Data about app and page elements:
◆ ◆ ◆ ◆ ◆ ◆ ◆

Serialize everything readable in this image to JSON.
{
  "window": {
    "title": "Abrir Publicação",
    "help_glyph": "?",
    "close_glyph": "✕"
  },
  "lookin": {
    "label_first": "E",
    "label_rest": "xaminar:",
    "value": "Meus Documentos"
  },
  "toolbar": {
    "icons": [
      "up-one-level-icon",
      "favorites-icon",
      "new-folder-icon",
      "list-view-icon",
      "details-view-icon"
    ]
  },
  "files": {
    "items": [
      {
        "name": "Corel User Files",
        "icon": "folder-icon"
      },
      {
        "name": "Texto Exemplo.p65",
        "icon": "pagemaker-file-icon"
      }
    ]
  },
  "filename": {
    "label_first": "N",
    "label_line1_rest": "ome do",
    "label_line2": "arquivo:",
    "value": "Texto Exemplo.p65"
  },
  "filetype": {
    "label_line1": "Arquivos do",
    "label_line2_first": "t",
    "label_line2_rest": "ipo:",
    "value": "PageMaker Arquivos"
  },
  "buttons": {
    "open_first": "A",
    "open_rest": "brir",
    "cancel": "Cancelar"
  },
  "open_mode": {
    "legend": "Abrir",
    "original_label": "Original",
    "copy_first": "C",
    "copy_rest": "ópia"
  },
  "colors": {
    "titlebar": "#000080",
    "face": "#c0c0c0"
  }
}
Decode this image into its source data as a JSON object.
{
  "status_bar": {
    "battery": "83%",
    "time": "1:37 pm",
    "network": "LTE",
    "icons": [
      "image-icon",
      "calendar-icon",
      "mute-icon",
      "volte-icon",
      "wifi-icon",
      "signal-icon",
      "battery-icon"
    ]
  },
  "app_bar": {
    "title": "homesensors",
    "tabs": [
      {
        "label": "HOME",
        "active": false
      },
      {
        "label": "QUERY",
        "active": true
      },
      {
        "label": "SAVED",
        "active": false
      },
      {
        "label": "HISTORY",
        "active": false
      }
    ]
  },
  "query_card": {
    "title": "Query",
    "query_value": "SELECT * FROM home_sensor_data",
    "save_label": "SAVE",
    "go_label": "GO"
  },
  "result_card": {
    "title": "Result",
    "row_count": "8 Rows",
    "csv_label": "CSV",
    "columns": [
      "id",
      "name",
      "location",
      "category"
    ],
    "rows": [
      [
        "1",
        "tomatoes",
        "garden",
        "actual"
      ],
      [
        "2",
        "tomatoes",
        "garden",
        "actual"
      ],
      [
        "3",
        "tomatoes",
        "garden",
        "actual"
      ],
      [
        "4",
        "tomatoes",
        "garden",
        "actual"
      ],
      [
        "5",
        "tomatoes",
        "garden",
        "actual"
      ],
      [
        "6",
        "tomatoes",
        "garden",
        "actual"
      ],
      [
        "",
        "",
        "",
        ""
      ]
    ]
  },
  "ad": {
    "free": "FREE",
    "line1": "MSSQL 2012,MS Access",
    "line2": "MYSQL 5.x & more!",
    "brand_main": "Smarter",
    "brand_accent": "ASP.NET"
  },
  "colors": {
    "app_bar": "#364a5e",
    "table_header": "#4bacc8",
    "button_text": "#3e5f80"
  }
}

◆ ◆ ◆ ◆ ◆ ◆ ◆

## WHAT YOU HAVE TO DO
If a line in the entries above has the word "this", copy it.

## SOLUTION
Serialize everything readable in this image to JSON.
Decode this image into its source data as a JSON object.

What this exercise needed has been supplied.